Collaborative Geo-Engineering Reservoir
Characterization and Modeling on the Web

Kansas Geological Survey

Open File 2004-36


Collaborative Geo-Engineering Reservoir Characterization and Modeling on the Web

W. Lynn Watney, John H. Doveton, Timothy R. Carr, Geoffrey C. Bohling, John Victorine, JP Pakalapati, Saibal Bhattacharya, Alan P. Byrnes, Glen Gagnon, Ken Stalder, Melissa Moore, Martin K. Dubois, Willard J. Guy, and Kurt Look.
Kansas Geological Survey

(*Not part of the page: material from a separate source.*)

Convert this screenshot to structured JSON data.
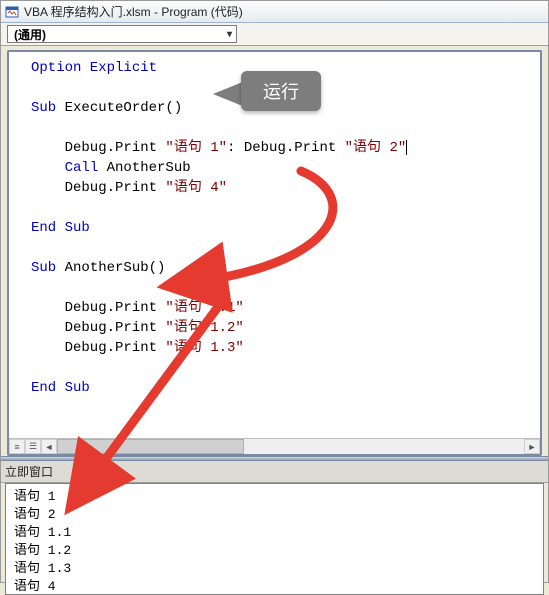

Public domain and proprietary digital warehousing of borehole logs, core analyses, production, and well tests have become increasingly available on the Web. This information sets in motion new strategies to re-explore and re-develop mature areas to find bypassed, underproduced, and previously subtle and uneconomic pay. Web-based reservoir modeling software such as the free, public-domain GEMINI (Geo-Engineering Modeling through Internet Informatics) establishes password-protected projects, workflow, and tutorials to help the online user gather data on-the-fly and perform real-time, interactive collaborative modeling of reservoirs. Java applets used in the applications require a minimal-sized PC and internet access.
Initial screening of reservoir performance and prospective pay prediction can quickly narrow the search space to focus efforts toward enhanced recovery opportunities. Once targets are identified, collaborative users can perform integrated geologic and engineering modeling including iterative approaches and scenario testing. Software tools include core analysis modeling, log analysis, production and DST analysts, PVT, volumetrics, and material balance. The refined reservoir characterization and associated economics can be used to identify appropriate recovery technologies. Access to web-based modeling, particularly for small independent oil and gas producers, will encourage use of robust reservoir parameters and models in decision making and in fluid flow simulations. Additional functions in GEMINI provide the means to export results for use in other applications.

Last Modified December 2004